The alarm goes off at 2am; four hours of sleep. Is it a short night or just a good nap? I generally need seven hours to function well. Like so many others, what I think I need and what I get are different things. I finish waking up as I get ready for the day. I’m not an up and out the door person, never have been; but these days it’s taking longer. I like to ease into the day, as it were. Coffee is an essential vitamin, especially on these mornings.
It’s Saturday, and I’ve been doing this for nearly 20 years. My daughter, Hannah, meets me at 3:15am and we begin the packing process. Fortunately, my market is only 32 miles away and when I get on the highway at 4:30am, traffic is seldom a problem. I usually pull into Old Town Alexandria (VA) by 5:15am. Parking is the reason I get there so early; everything I have in my twelve-foot enclosed trailer has to be carted onto the plaza, which includes pushing the load up a ramp at the stairs. This is where I get my weekly exercise.
Many of the vendors are already there, setting up. Joe and his crew travel from West Virginia and leave around 1am to get here. Kinley is coming from central PA, nearly 3 1/2hrs away. Others come out of the Northern Neck of VA; Calvin from WV as well. I’m blessed to be the closest farm to the market.
I began selling eggs at the market around 2001 or so. At that time, the configuration of vendors looked more like a flea market than a farmers market. Though there was a “7yr wait list” for new vendors, anyone selling farm produce was automatically accepted. And so the powers that be debated whether eggs were a farm product. Yes, it was just that bad.
I grew my business from there, arriving at a unique time in the history of this particular farmers market where I was not required to have a fully formed concept of what my business was, but could grow it as opportunity and experience allowed. From the beginning I learned to just be friendly. Say “Good Morning,” engage people in conversation, and have the opportunity to talk about my farm.
Along the way, I’ve had the opportunity to be helped by some really great people. It was Dave and Anne who introduced me to the market and helped get me in. Tony and Laurie took me under their wing, gave me guidance about marketing and helped when I started raising vegetables.
Within a few years, the basic outline of what I’ve come to be took shape, and in the process, both the farm and the farmer have been transformed. I do my best to remember names; I’ve seen customers marry, have children, move, move back, etc. I enjoy doing life with my customers. “Weep with those who weep; rejoice with those who rejoice.” I’m not only selling the best meats and eggs in town, I’m offering the opportunity for someone to get to know a farmer, and now, the farmer’s daughter who’s the new farmer.
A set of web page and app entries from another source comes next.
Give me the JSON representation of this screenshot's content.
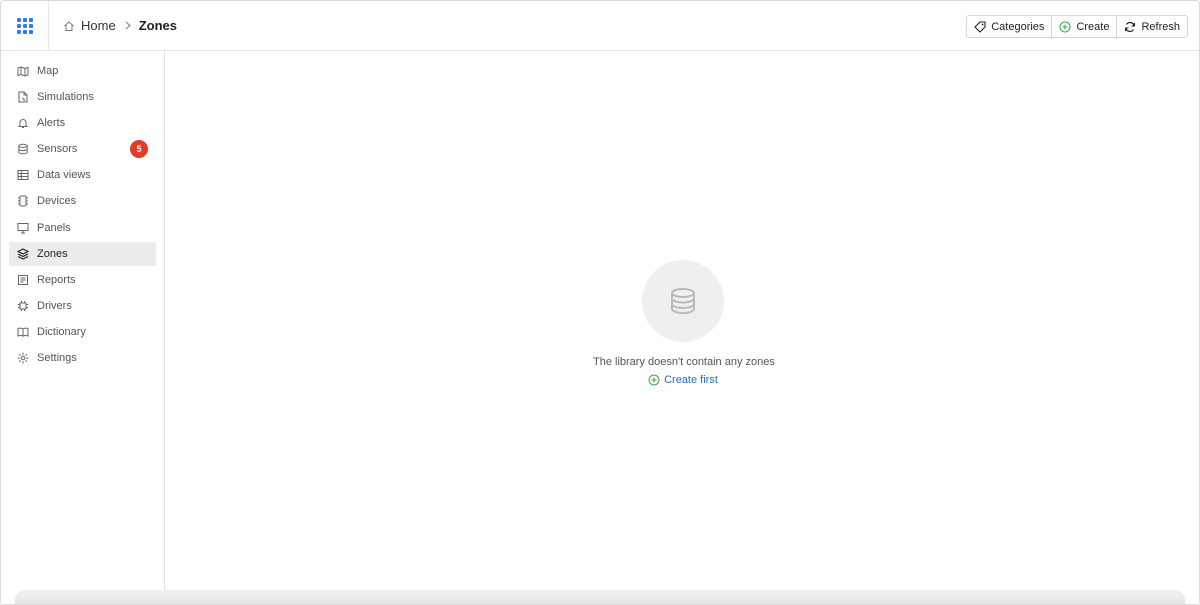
{
  "breadcrumb": {
    "home": "Home",
    "current": "Zones"
  },
  "toolbar": {
    "categories_label": "Categories",
    "create_label": "Create",
    "refresh_label": "Refresh"
  },
  "sidebar": {
    "items": [
      {
        "label": "Map",
        "icon": "map-icon"
      },
      {
        "label": "Simulations",
        "icon": "simulations-icon"
      },
      {
        "label": "Alerts",
        "icon": "bell-icon"
      },
      {
        "label": "Sensors",
        "icon": "database-icon",
        "badge": "5"
      },
      {
        "label": "Data views",
        "icon": "table-icon"
      },
      {
        "label": "Devices",
        "icon": "device-icon"
      },
      {
        "label": "Panels",
        "icon": "monitor-icon"
      },
      {
        "label": "Zones",
        "icon": "layers-icon",
        "active": true
      },
      {
        "label": "Reports",
        "icon": "report-icon"
      },
      {
        "label": "Drivers",
        "icon": "chip-icon"
      },
      {
        "label": "Dictionary",
        "icon": "book-icon"
      },
      {
        "label": "Settings",
        "icon": "gear-icon"
      }
    ]
  },
  "empty_state": {
    "message": "The library doesn't contain any zones",
    "action": "Create first",
    "icon": "database-icon"
  },
  "colors": {
    "accent": "#2f7de1",
    "badge": "#e23b2a",
    "link": "#2f6db5",
    "create_green": "#3aa83a"
  }
}
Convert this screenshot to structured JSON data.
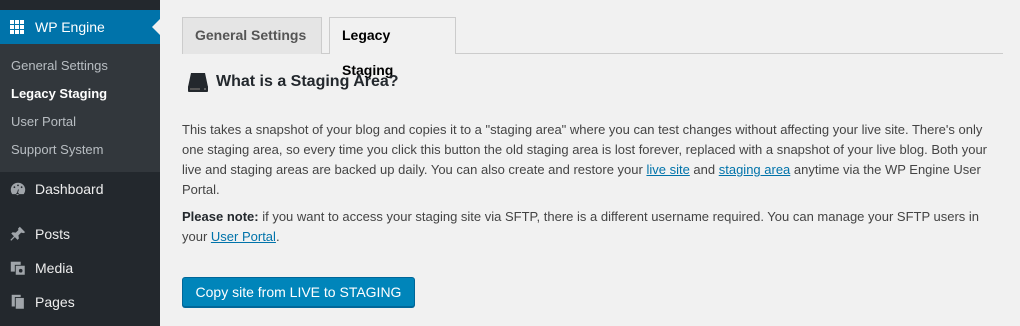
{
  "sidebar": {
    "plugin": {
      "label": "WP Engine",
      "icon": "wpengine-grid-icon"
    },
    "submenu": [
      {
        "label": "General Settings",
        "current": false
      },
      {
        "label": "Legacy Staging",
        "current": true
      },
      {
        "label": "User Portal",
        "current": false
      },
      {
        "label": "Support System",
        "current": false
      }
    ],
    "menu": [
      {
        "label": "Dashboard",
        "icon": "dashboard-icon"
      },
      {
        "label": "Posts",
        "icon": "pushpin-icon"
      },
      {
        "label": "Media",
        "icon": "media-icon"
      },
      {
        "label": "Pages",
        "icon": "pages-icon"
      }
    ]
  },
  "tabs": [
    {
      "label": "General Settings",
      "active": false
    },
    {
      "label": "Legacy Staging",
      "active": true
    }
  ],
  "main": {
    "heading": "What is a Staging Area?",
    "para1": {
      "text_before": "This takes a snapshot of your blog and copies it to a \"staging area\" where you can test changes without affecting your live site. There's only one staging area, so every time you click this button the old staging area is lost forever, replaced with a snapshot of your live blog. Both your live and staging areas are backed up daily. You can also create and restore your ",
      "link1": "live site",
      "text_middle": " and ",
      "link2": "staging area",
      "text_after": " anytime via the WP Engine User Portal."
    },
    "para2": {
      "bold": "Please note:",
      "text_before": " if you want to access your staging site via SFTP, there is a different username required. You can manage your SFTP users in your ",
      "link": "User Portal",
      "text_after": "."
    },
    "button": "Copy site from LIVE to STAGING"
  },
  "colors": {
    "sidebar_bg": "#23282d",
    "submenu_bg": "#32373c",
    "accent": "#0073aa",
    "button": "#0085ba",
    "link": "#0073aa"
  }
}
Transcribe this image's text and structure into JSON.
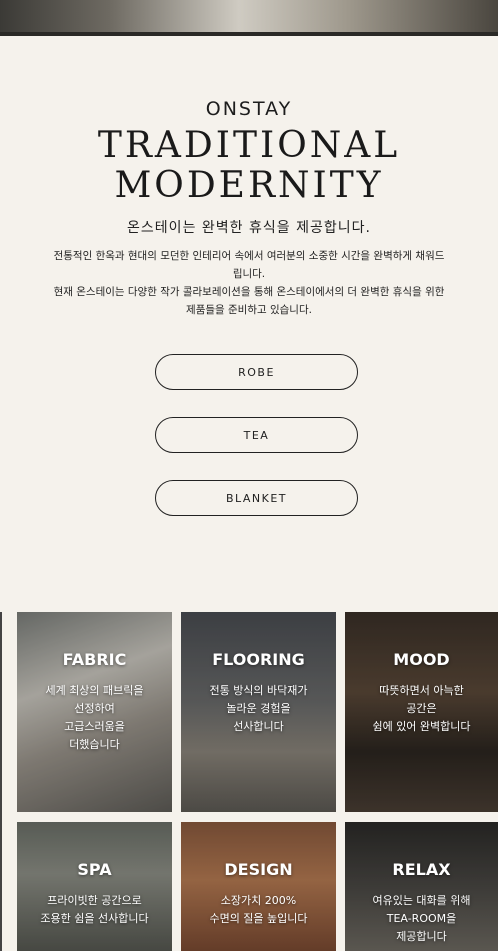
{
  "brand": "ONSTAY",
  "headline": {
    "line1": "TRADITIONAL",
    "line2": "MODERNITY"
  },
  "subtitle": "온스테이는 완벽한 휴식을 제공합니다.",
  "description": {
    "line1": "전통적인 한옥과 현대의 모던한 인테리어 속에서 여러분의 소중한 시간을 완벽하게 채워드립니다.",
    "line2": "현재 온스테이는 다양한 작가 콜라보레이션을 통해 온스테이에서의 더 완벽한 휴식을 위한 제품들을 준비하고 있습니다."
  },
  "buttons": [
    "ROBE",
    "TEA",
    "BLANKET"
  ],
  "tiles": [
    {
      "title": "FABRIC",
      "text": "세계 최상의 패브릭을\n선정하여\n고급스러움을\n더했습니다"
    },
    {
      "title": "FLOORING",
      "text": "전통 방식의 바닥재가\n놀라운 경험을\n선사합니다"
    },
    {
      "title": "MOOD",
      "text": "따뜻하면서 아늑한\n공간은\n쉼에 있어 완벽합니다"
    },
    {
      "title": "SPA",
      "text": "프라이빗한 공간으로\n조용한 쉼을 선사합니다"
    },
    {
      "title": "DESIGN",
      "text": "소장가치 200%\n수면의 질을 높입니다"
    },
    {
      "title": "RELAX",
      "text": "여유있는 대화를 위해\nTEA-ROOM을\n제공합니다"
    }
  ]
}
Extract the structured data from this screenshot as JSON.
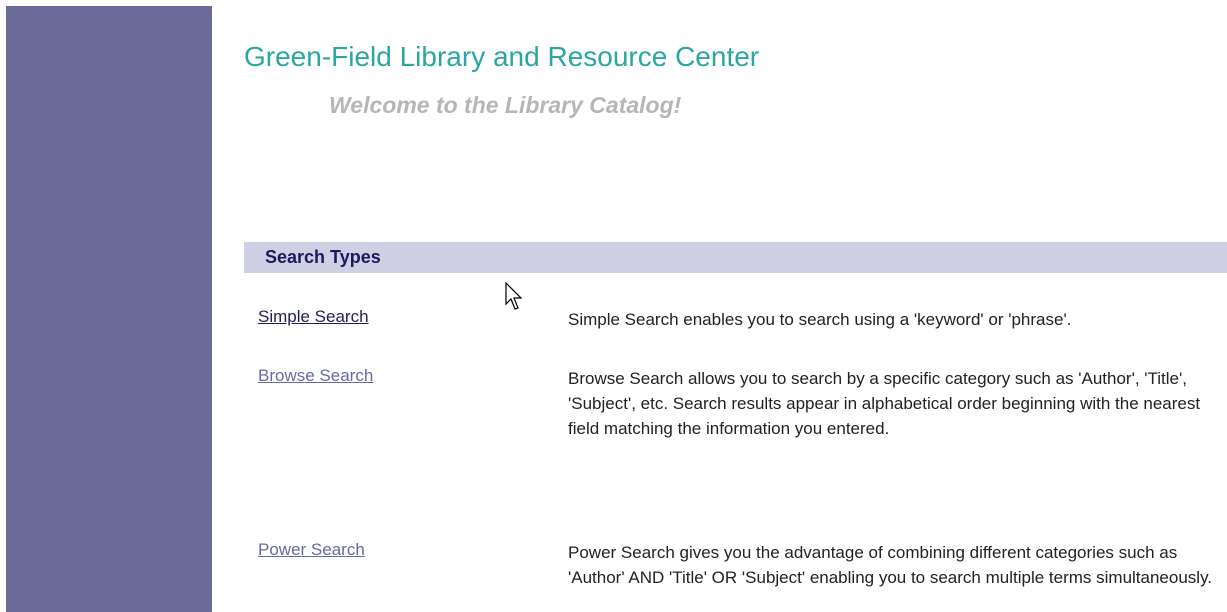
{
  "header": {
    "title": "Green-Field Library and Resource Center",
    "welcome": "Welcome to the Library Catalog!"
  },
  "section": {
    "title": "Search Types"
  },
  "search_types": [
    {
      "label": "Simple Search",
      "description": "Simple Search enables you to search using a 'keyword' or 'phrase'."
    },
    {
      "label": "Browse Search",
      "description": "Browse Search allows you to search by a specific category such as 'Author', 'Title', 'Subject', etc. Search results appear in alphabetical order beginning with the nearest field matching the information you entered."
    },
    {
      "label": "Power Search",
      "description": "Power Search gives you the advantage of combining different categories such as 'Author' AND 'Title' OR 'Subject' enabling you to search multiple terms simultaneously."
    }
  ],
  "colors": {
    "sidebar": "#6b6b9a",
    "title": "#2aa7a0",
    "welcome": "#b6b6b6",
    "section_bar": "#d0d0e4",
    "visited_link": "#21215a",
    "link": "#6868a6"
  },
  "icons": {
    "cursor": "mouse-pointer-icon"
  }
}
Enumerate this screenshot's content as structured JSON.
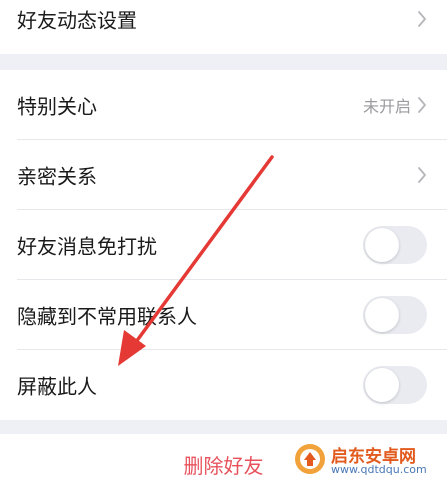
{
  "settings": {
    "friend_feed": {
      "label": "好友动态设置"
    },
    "special_care": {
      "label": "特别关心",
      "value": "未开启"
    },
    "intimacy": {
      "label": "亲密关系"
    },
    "mute_messages": {
      "label": "好友消息免打扰",
      "enabled": false
    },
    "hide_contact": {
      "label": "隐藏到不常用联系人",
      "enabled": false
    },
    "block_person": {
      "label": "屏蔽此人",
      "enabled": false
    }
  },
  "footer": {
    "delete_label": "删除好友"
  },
  "watermark": {
    "title": "启东安卓网",
    "url": "www.qdtdqu.com"
  },
  "colors": {
    "background": "#eef0f5",
    "delete_text": "#e8525c",
    "annotation_arrow": "#e53935",
    "toggle_off": "#e9ebf1"
  },
  "icons": {
    "chevron": "chevron-right-icon",
    "annotation": "red-arrow-annotation"
  }
}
Along the way, I’ve had the opportunity to meet some incredible people. Orla and Mette from Denmark. They’ve moved back now, but still take the time to drop by the market and visit when business brings them to town. Retired senators, university provosts, military officers, teachers, homeless people. Everyone is important because everyone is special.
By 7am, the first of my customers begin to arrive. Bill, Craig, Chris. By the time Hannah arrives around 8am (she stays back to do the morning farm chores), we’re seeing a nice flow of customers at the market. By 9am, it’s hard to move thru the market. We try to serve our customers as quickly as possible. Colby has been with us for a couple of months now. At 14, he already comes “pre-trained” by great parents. Colby’s been working during the summer ever since he could, and now he’s working with us. If you’ve met him, you know – he’s a great kid.
I have a number of customers who really want “farmer time.” I like to talk to people, and I’m happy to get to know folk. It can be a delicate balance when there are people waiting in line and I’m engaged with someone. It’s falls into the category of a “high-class problem.” I take the time I have with my customers seriously, not just from a business standpoint, but personal as well. One of these customers who liked that “farmer time” was just diagnosed with what amounts to a terminal condition. I’ll not see him at the market again. Over the years, I’ve consoled those who’ve lost loved ones and been consoled when my father passed and life took unexpected turns. A village is better than an outpost.
By noon, it’s time to break down. There are always a few late comers, which is fine. I’m here to serve people. By 1pm, everything is in the trailer, and I’m heading home. Regardless of the particular financials of the day, every Saturday is a good Saturday at the market. We’ll get home, unload and take a nap. There’s still the evening feeding to do, but there’s also a ball game on the tv at the local bar to look forward to. And the week ahead.